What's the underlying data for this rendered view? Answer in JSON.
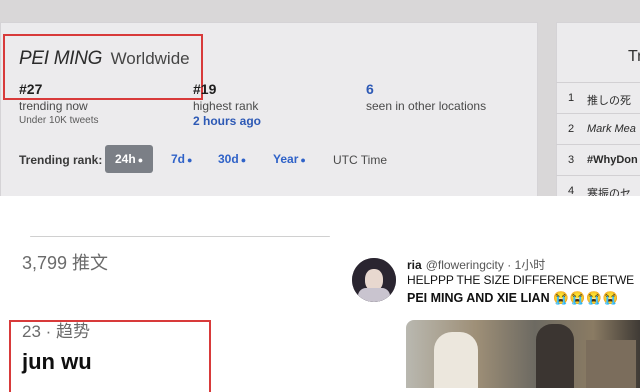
{
  "trend_card": {
    "name": "PEI MING",
    "region": "Worldwide",
    "stats": [
      {
        "value": "#27",
        "label": "trending now",
        "sub": "Under 10K tweets"
      },
      {
        "value": "#19",
        "label": "highest rank",
        "sub": "2 hours ago"
      },
      {
        "value": "6",
        "label": "seen in other locations"
      }
    ],
    "trending_rank_label": "Trending rank:",
    "rank_tabs": [
      {
        "label": "24h",
        "active": true
      },
      {
        "label": "7d",
        "active": false
      },
      {
        "label": "30d",
        "active": false
      },
      {
        "label": "Year",
        "active": false
      }
    ],
    "time_note": "UTC Time",
    "highlight_color": "#d83a3a",
    "link_color": "#2d59b5"
  },
  "side_list": {
    "header": "Tr",
    "rows": [
      {
        "num": "1",
        "text": "推しの死"
      },
      {
        "num": "2",
        "text": "Mark Mea"
      },
      {
        "num": "3",
        "text": "#WhyDon"
      },
      {
        "num": "4",
        "text": "寒振のセ"
      }
    ]
  },
  "trend_stats": {
    "tweets": "3,799 推文",
    "trend": "23 · 趋势",
    "trend_name": "jun wu"
  },
  "tweet": {
    "display_name": "ria",
    "handle": "@floweringcity",
    "time": "· 1小时",
    "text_line1": "HELPPP THE SIZE DIFFERENCE BETWE",
    "text_line2_bold": "PEI MING AND XIE LIAN",
    "emojis": "😭😭😭😭"
  }
}
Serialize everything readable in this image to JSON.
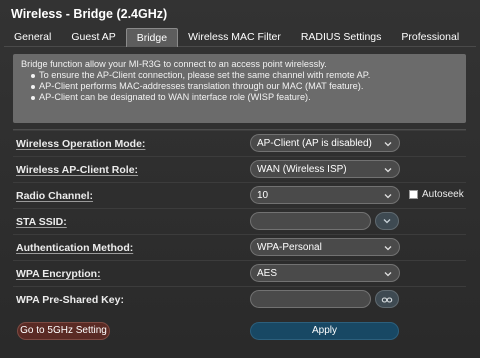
{
  "page": {
    "title": "Wireless - Bridge (2.4GHz)"
  },
  "tabs": [
    {
      "label": "General"
    },
    {
      "label": "Guest AP"
    },
    {
      "label": "Bridge",
      "active": true
    },
    {
      "label": "Wireless MAC Filter"
    },
    {
      "label": "RADIUS Settings"
    },
    {
      "label": "Professional"
    }
  ],
  "info": {
    "intro": "Bridge function allow your MI-R3G to connect to an access point wirelessly.",
    "bullets": [
      "To ensure the AP-Client connection, please set the same channel with remote AP.",
      "AP-Client performs MAC-addresses translation through our MAC (MAT feature).",
      "AP-Client can be designated to WAN interface role (WISP feature)."
    ]
  },
  "form": {
    "wireless_mode": {
      "label": "Wireless Operation Mode:",
      "value": "AP-Client (AP is disabled)"
    },
    "client_role": {
      "label": "Wireless AP-Client Role:",
      "value": "WAN (Wireless ISP)"
    },
    "radio_channel": {
      "label": "Radio Channel:",
      "value": "10",
      "autoseek_label": "Autoseek",
      "autoseek_checked": false
    },
    "sta_ssid": {
      "label": "STA SSID:",
      "value": ""
    },
    "auth_method": {
      "label": "Authentication Method:",
      "value": "WPA-Personal"
    },
    "wpa_encryption": {
      "label": "WPA Encryption:",
      "value": "AES"
    },
    "wpa_psk": {
      "label": "WPA Pre-Shared Key:",
      "value": ""
    }
  },
  "buttons": {
    "go_5ghz": "Go to 5GHz Setting",
    "apply": "Apply"
  },
  "icons": {
    "select_chevron": "chevron-down-icon",
    "ssid_dropdown": "chevron-down-icon",
    "show_password": "eye-icon"
  },
  "colors": {
    "apply_button": "#184864",
    "go_5ghz_button": "#5a2a24",
    "info_background": "#6b6b6b"
  }
}
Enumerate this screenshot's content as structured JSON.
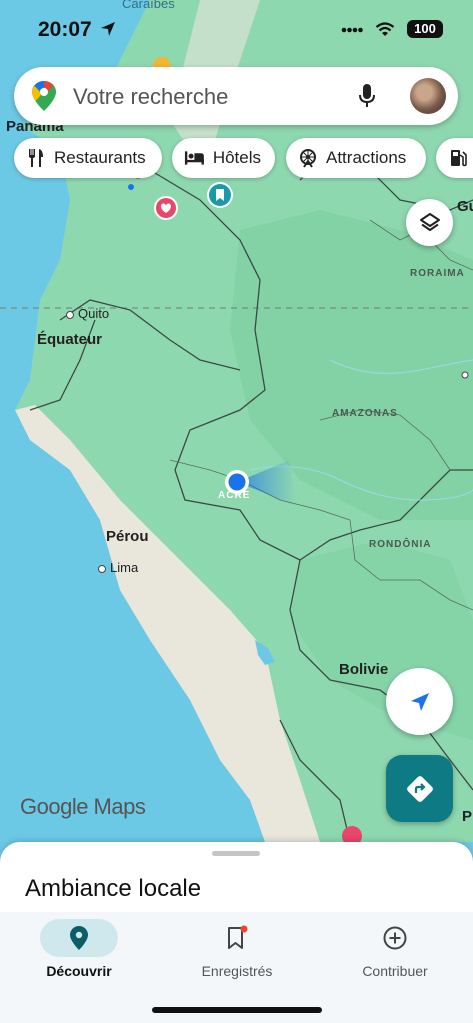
{
  "status": {
    "time": "20:07",
    "battery": "100"
  },
  "search": {
    "placeholder": "Votre recherche"
  },
  "chips": [
    {
      "label": "Restaurants",
      "icon": "restaurant-icon"
    },
    {
      "label": "Hôtels",
      "icon": "hotel-bed-icon"
    },
    {
      "label": "Attractions",
      "icon": "attraction-icon"
    },
    {
      "label": "",
      "icon": "gas-station-icon"
    }
  ],
  "map": {
    "labels": {
      "caraibes": "Caraïbes",
      "panama": "Panama",
      "quito": "Quito",
      "equateur": "Équateur",
      "perou": "Pérou",
      "lima": "Lima",
      "bolivie": "Bolivie",
      "roraima": "RORAIMA",
      "amazonas": "AMAZONAS",
      "rondonia": "RONDÔNIA",
      "acre": "ACRE",
      "gu": "Gu",
      "p": "P"
    },
    "attribution": "Google Maps"
  },
  "sheet": {
    "title": "Ambiance locale"
  },
  "nav": {
    "discover": "Découvrir",
    "saved": "Enregistrés",
    "contribute": "Contribuer"
  },
  "colors": {
    "land": "#8ed8b0",
    "water": "#6cc9e6",
    "teal": "#0e7a84",
    "location": "#1a73e8"
  }
}
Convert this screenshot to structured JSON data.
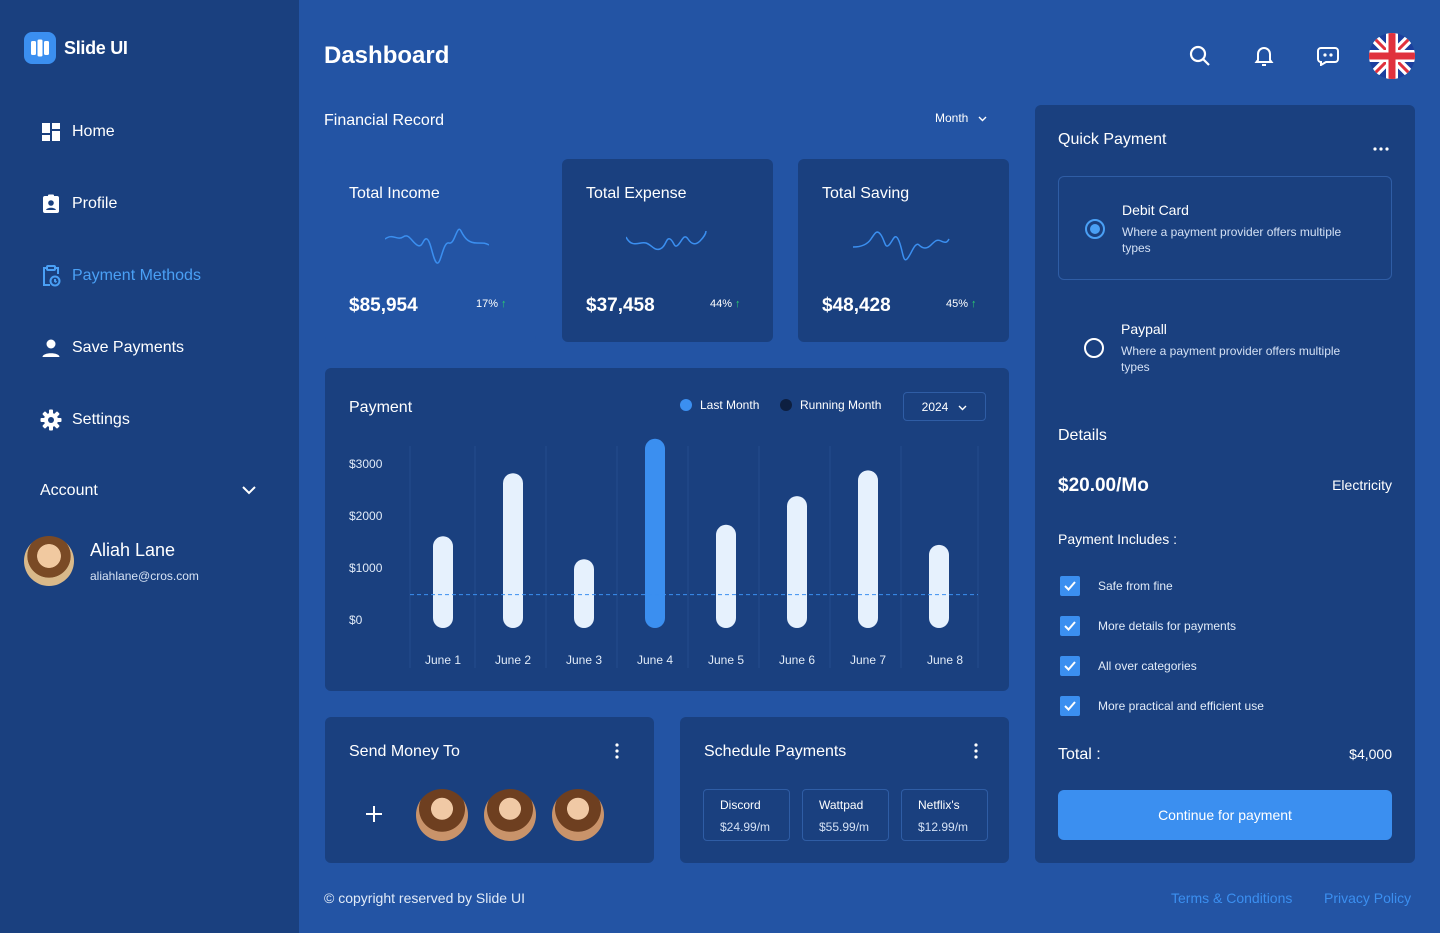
{
  "app": {
    "name": "Slide UI",
    "logo_icon": "slides-logo-icon"
  },
  "sidebar": {
    "items": [
      {
        "label": "Home",
        "icon": "dashboard-grid-icon",
        "active": false
      },
      {
        "label": "Profile",
        "icon": "id-badge-icon",
        "active": false
      },
      {
        "label": "Payment Methods",
        "icon": "clipboard-clock-icon",
        "active": true
      },
      {
        "label": "Save Payments",
        "icon": "person-icon",
        "active": false
      },
      {
        "label": "Settings",
        "icon": "gear-icon",
        "active": false
      }
    ],
    "account_label": "Account",
    "user": {
      "name": "Aliah Lane",
      "email": "aliahlane@cros.com"
    }
  },
  "header": {
    "title": "Dashboard",
    "icons": [
      "search-icon",
      "bell-icon",
      "chat-icon",
      "uk-flag-icon"
    ]
  },
  "financial": {
    "title": "Financial Record",
    "period": "Month",
    "cards": [
      {
        "label": "Total Income",
        "value": "$85,954",
        "change": "17%"
      },
      {
        "label": "Total Expense",
        "value": "$37,458",
        "change": "44%"
      },
      {
        "label": "Total Saving",
        "value": "$48,428",
        "change": "45%"
      }
    ]
  },
  "payment_chart": {
    "title": "Payment",
    "legend": [
      "Last Month",
      "Running Month"
    ],
    "year": "2024"
  },
  "chart_data": {
    "type": "bar",
    "title": "Payment",
    "categories": [
      "June 1",
      "June 2",
      "June 3",
      "June 4",
      "June 5",
      "June 6",
      "June 7",
      "June 8"
    ],
    "values": [
      1600,
      2700,
      1200,
      3300,
      1800,
      2300,
      2750,
      1450
    ],
    "highlight_index": 3,
    "yticks": [
      "$3000",
      "$2000",
      "$1000",
      "$0"
    ],
    "ylim": [
      0,
      3000
    ],
    "reference_line": 1000,
    "colors": {
      "bar": "#e6f1fd",
      "highlight": "#3b8ff0",
      "reference": "#3b8ff0"
    }
  },
  "send_money": {
    "title": "Send Money To",
    "add_icon": "plus-icon",
    "contacts": 3
  },
  "schedule": {
    "title": "Schedule Payments",
    "items": [
      {
        "name": "Discord",
        "price": "$24.99/m"
      },
      {
        "name": "Wattpad",
        "price": "$55.99/m"
      },
      {
        "name": "Netflix's",
        "price": "$12.99/m"
      }
    ]
  },
  "quick_payment": {
    "title": "Quick Payment",
    "options": [
      {
        "name": "Debit Card",
        "desc": "Where a payment provider offers multiple types",
        "selected": true
      },
      {
        "name": "Paypall",
        "desc": "Where a payment provider offers multiple types",
        "selected": false
      }
    ],
    "details_title": "Details",
    "price": "$20.00/Mo",
    "category": "Electricity",
    "includes_title": "Payment Includes :",
    "includes": [
      "Safe from fine",
      "More details for payments",
      "All over categories",
      "More practical and efficient use"
    ],
    "total_label": "Total :",
    "total_value": "$4,000",
    "cta": "Continue for payment"
  },
  "footer": {
    "copyright": "© copyright reserved by Slide UI",
    "links": [
      "Terms & Conditions",
      "Privacy Policy"
    ]
  },
  "colors": {
    "accent": "#3b8ff0",
    "sidebar": "#1a407f",
    "background": "#2354a4",
    "positive": "#2bd26c"
  }
}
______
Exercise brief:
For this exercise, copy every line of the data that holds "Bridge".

Task output:
    "title": "Wireless - Bridge (2.4GHz)"
      "label": "Bridge",
    "intro": "Bridge function allow your MI-R3G to connect to an access point wirelessly.",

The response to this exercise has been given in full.